The long lives of the pre-flood people was a gift of God. He allowed them this life in his mercy to give them opportunity to follow him. Notice especially Cain. He was a murderer. When God told him he’d be a vagabond, Cain complained that people would want to kill him (4:14). But God doesn’t answer that that would be what he deserves. Rather, God places a mark on him for the express purpose of protecting him. Cain is a murderer; yet God still protects him as well as all the other sinners, granting them long life in his mercy, just to give opportunity for repentance and pursuit of him. And yet after all these years (almost 2000 years!) only Noah and his family are left to follow God. Thus, having shown that humankind could not return to God on their own, God both shows judgment and in the Noahic covenant offers hope of a different kind.

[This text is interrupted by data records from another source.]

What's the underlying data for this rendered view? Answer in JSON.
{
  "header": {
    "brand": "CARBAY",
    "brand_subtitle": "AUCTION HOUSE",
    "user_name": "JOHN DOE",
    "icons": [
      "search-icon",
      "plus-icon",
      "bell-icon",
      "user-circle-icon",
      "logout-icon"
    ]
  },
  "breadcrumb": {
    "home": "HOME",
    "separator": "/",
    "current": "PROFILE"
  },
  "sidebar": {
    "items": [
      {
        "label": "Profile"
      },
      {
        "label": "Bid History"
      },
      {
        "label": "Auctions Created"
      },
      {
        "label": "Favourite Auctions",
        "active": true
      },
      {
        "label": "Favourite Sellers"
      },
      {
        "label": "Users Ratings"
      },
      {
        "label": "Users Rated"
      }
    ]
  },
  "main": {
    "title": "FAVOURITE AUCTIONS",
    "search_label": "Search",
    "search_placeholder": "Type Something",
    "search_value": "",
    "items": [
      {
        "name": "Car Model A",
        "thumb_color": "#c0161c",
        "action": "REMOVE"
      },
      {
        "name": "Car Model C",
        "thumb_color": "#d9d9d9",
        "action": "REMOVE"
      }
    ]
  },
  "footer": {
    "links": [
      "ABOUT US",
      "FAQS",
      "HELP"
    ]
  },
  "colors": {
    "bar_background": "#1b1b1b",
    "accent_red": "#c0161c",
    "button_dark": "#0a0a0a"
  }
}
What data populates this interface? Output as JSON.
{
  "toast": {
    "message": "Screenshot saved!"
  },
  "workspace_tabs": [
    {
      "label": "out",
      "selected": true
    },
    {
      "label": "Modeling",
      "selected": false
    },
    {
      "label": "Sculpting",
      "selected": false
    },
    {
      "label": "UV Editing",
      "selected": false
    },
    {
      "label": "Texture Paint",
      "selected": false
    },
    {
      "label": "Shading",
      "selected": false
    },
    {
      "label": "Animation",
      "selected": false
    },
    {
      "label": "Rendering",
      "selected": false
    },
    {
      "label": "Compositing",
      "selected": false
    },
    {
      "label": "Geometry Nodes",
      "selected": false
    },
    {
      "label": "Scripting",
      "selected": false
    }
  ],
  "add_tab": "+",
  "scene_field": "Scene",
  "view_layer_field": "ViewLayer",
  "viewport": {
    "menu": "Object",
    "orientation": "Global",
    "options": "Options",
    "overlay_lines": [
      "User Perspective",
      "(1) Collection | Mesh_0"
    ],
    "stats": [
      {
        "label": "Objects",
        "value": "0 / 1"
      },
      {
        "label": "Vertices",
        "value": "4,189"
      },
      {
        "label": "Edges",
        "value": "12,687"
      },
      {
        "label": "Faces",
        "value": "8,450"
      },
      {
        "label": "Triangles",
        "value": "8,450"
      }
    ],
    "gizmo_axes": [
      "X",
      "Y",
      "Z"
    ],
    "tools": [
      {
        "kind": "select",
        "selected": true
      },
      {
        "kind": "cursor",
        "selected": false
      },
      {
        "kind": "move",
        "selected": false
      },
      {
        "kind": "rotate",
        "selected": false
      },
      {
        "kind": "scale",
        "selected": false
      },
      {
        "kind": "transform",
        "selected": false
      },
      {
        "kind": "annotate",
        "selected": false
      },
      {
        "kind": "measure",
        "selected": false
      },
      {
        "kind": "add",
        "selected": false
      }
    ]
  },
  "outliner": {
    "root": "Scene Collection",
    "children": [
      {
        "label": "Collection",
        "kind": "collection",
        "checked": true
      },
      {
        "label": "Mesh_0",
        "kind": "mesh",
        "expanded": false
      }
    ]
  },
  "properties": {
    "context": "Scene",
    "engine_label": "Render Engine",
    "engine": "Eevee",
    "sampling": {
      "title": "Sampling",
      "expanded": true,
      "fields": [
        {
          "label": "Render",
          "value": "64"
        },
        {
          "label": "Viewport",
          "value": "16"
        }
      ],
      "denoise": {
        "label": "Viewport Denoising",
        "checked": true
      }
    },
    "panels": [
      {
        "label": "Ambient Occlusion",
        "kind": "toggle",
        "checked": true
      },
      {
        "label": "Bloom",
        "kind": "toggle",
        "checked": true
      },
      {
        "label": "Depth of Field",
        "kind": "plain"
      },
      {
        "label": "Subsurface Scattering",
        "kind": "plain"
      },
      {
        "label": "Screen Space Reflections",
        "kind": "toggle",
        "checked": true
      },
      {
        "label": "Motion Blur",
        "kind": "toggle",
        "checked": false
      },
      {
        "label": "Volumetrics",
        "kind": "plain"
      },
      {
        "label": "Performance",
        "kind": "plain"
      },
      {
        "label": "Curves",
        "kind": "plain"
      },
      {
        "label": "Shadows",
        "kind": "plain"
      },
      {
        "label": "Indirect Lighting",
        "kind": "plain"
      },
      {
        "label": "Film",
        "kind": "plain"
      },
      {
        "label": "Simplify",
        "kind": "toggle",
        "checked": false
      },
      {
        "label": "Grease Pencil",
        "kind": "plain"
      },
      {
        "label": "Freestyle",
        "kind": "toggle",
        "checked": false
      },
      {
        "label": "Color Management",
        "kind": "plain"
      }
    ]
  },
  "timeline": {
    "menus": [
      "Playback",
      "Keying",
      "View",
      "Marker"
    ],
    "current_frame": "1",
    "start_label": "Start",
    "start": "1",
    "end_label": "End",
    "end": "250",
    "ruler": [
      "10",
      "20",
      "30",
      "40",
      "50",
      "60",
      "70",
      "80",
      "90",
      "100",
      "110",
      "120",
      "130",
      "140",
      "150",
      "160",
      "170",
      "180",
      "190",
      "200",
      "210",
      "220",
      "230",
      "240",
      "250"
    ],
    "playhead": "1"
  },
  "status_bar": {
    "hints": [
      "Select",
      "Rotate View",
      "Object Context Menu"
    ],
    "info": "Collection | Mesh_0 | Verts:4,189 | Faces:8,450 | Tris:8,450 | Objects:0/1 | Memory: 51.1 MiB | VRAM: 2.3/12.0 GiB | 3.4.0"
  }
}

God reestablishes the blessing and commands in chapter 9:1-3 that he had given to the first adam (1:28-29). But then he shows a change of interaction. He will no longer mark those who sin with his protection. If someone takes the life of his brother (a clear reference to Cain), that one’s life will be required. God says that humankind will shed the blood of the wrongdoer. He does not, by this, command capital punishment. Rather, his point is that he will not, as a general point of rule, prevent the taking of life.
Prior to the flood, although God intervened in grace, the human race continued to spiral deeper in sin. After the flood, although the human race continued to spiral deeper into sin, God intervened in grace—this time in the planning to send a Messiah Savior.
The genealogy following Noah interrupts to present the Tower of Babel. Here, as opposed to his pre-flood activity of protecting life but not interfering in the spiraling sin, God intervenes to ensure the time for development of his redemptive plan.
From here we move to the Abrahamic covenant and the continued covenant review from our last discussion.